Choose Destination
See comment in PubMed Commons below
Proc Natl Acad Sci U S A. 1998 Oct 13;95(21):12544-9.

Neuropeptides, by direct interaction with T cells, induce cytokine secretion and break the commitment to a distinct T helper phenotype.

Author information

  • 1Department of Immunology, The Weizmann Institute of Science, Rehovot 76100, Israel.


Searching for nervous system candidates that could directly induce T cell cytokine secretion, I tested four neuropeptides (NPs): somatostatin, calcitonin gene-related peptide, neuropeptide Y, and substance P. Comparing neuropeptide-driven versus classical antigen-driven cytokine secretion from T helper cells Th0, Th1, and Th2 autoimmune-related T cell populations, I show that the tested NPs, in the absence of any additional factors, directly induce a marked secretion of cytokines [interleukin 2 (IL-2), interferon-gamma, IL-4, and IL-10) from T cells. Furthermore, NPs drive distinct Th1 and Th2 populations to a "forbidden" cytokine secretion: secretion of Th2 cytokines from a Th1 T cell line and vice versa. Such a phenomenon cannot be induced by classical antigenic stimulation. My study suggests that the nervous system, through NPs interacting with their specific T cell-expressed receptors, can lead to the secretion of both typical and atypical cytokines, to the breakdown of the commitment to a distinct Th phenotype, and a potentially altered function and destiny of T cells in vivo.

[PubMed - indexed for MEDLINE]
Free PMC Article
PubMed Commons home

PubMed Commons

How to join PubMed Commons

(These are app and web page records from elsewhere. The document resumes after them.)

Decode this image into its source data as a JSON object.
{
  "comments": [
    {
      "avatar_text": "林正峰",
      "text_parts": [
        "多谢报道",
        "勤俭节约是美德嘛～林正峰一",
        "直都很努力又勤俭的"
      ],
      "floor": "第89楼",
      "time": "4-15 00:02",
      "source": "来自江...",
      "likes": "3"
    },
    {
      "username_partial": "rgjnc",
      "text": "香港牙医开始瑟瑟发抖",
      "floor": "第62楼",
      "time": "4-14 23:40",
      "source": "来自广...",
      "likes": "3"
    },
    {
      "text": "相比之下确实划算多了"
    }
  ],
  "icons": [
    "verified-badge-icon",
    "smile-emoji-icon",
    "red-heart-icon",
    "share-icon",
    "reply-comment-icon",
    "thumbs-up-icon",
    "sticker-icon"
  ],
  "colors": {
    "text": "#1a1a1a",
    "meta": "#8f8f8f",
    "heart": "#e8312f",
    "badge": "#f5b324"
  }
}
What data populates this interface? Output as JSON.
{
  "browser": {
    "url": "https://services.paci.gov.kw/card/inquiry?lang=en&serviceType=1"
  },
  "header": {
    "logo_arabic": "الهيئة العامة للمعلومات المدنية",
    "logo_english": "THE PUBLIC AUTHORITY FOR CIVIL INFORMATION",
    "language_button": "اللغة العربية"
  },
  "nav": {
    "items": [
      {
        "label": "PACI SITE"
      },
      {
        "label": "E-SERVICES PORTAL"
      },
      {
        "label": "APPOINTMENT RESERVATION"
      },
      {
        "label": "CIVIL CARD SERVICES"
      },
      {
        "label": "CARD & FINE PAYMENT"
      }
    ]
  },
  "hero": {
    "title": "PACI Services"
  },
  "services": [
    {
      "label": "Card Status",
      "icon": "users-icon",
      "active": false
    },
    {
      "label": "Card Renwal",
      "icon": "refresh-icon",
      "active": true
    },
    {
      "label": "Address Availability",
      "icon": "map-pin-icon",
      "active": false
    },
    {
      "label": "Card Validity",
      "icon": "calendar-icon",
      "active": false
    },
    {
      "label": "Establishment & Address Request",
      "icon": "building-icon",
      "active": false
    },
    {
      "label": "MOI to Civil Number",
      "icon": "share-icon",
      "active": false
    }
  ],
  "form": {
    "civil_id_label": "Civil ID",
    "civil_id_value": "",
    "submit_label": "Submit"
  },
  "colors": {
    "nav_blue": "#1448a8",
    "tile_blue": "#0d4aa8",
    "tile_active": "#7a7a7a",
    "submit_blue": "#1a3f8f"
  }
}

    Supplemental Content

    Full text links

    Icon for HighWire Icon for PubMed Central
    Loading ...
    Write to the Help Desk